Initially I got the book on CD and the eleven discs was a little scary. I knew I'd need to attack hard to get through this large of a book on a subject I did not think would be interesting. So, as soon as it was available, I also downloaded a library copy to my Kindle app on my phone. And, soon after I picked up the hard back at the library as well. I finished the book in three weeks - largely via the audio format which I'd listen to about 20 minutes at a time probably three days a week and then other bits and pieces of audio or reading crammed in here and there whenever I could.

I was glad I did look through the hard back though because the audio could not convey the photos, especially the priceless one towards the end of the eightyish Louis riding a skateboard. There were also several interesting footnotes that were not read on the CD. And I enjoyed reading the acknowledgements, especially the first few pages of them that detail how the descendents played a part in bringing this story to fruition. There was the first place I saw any reference to Ms. Hillenbrand's illness (unnamed). So I let my fingers do the searching and came up with this short narrative she wrote about her Chronic Fatigue Syndrome.

Aside from that I was also left wondering about Louis - is he still alive.
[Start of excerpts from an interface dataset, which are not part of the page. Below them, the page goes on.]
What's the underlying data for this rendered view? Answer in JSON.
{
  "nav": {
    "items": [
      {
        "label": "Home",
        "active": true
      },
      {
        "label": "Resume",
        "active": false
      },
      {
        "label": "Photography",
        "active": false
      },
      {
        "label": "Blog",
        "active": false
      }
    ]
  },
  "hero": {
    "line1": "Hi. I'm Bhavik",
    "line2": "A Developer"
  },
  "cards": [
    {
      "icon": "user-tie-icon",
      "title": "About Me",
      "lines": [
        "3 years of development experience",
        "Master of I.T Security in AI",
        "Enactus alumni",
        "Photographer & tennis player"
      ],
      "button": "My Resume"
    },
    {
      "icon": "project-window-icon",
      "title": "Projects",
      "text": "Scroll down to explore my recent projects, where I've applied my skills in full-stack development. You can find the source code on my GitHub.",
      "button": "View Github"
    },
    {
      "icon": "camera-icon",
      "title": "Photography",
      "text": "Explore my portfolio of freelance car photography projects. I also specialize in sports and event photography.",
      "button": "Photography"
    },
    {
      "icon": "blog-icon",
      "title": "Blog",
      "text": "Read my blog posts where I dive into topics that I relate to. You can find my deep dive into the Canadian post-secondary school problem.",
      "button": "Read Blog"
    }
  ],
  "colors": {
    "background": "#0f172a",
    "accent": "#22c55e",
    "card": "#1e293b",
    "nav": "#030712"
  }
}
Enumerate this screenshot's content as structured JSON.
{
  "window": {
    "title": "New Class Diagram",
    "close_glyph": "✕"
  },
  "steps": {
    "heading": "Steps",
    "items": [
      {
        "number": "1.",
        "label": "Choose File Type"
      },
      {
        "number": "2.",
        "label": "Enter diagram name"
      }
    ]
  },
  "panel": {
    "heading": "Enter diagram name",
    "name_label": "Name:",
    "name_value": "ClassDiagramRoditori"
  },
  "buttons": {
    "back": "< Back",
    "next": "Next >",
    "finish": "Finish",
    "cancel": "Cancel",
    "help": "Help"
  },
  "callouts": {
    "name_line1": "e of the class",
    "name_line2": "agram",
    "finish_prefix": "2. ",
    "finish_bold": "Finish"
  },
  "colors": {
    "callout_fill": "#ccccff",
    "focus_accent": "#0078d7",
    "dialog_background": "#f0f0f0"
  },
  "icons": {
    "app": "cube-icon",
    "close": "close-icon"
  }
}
According to wikipedia he is and made a TV appearance as recent as June 2012.

Discussion Questions

Question: Did seeing the Olympics in parallel with the Holocaust show you any new insight into world events that were not shown in books like The Diary of Anne Frank or Sarah's Keys?

Question: Hillenbrand includes an enormous amount of details, as far as the name of the pet of the fiancee (Cecy) of the partner (Phil) of Lou. How did such detailed accounts affect your enjoyment of the book?

Question: How did you feel to learn that more soldiers died from accident than combat?

Question: How did you feel to learn of the great numbers of men that were lost or missing?

Question: What kinds of emotions did you experience as you read about the treatment of the POWs?

Question: Can you conceive of a time when losing your dignity would be worse than all the physical things Louie suffered?

Discuss: "The paradox of vengefulness is that it makes men dependent upon those who have harmed them believing that their release from pain will come only when they make their tormentors suffer." (p. 366) Have you ever experienced this paradox, even on a small scale?

Discuss: "...resentment, the emtion that, Jean Amery would write, 'nails every one of us on to the cross of his ruined past.' " (p. 367)

Theme Ideas

Include a quoted passage from Samuel Taylor Coleridge's Rime of the Ancient Mariner on your invitation to reference the poem Phil contemplated on the raft.

Serve: Gummy Sharks or Shark Steaks as a tribute to all the sharks the men survived in the water.

Serve: Sushi to represent the raw fish they ate in the raft and the rice from POW camp.

Serve: Rice balls like the POWs ate.

Serve Spaghetti and Pumpkin Pie like the men fantasized about Louise's recipes.

Label your bathroom with a sign that says "benjo".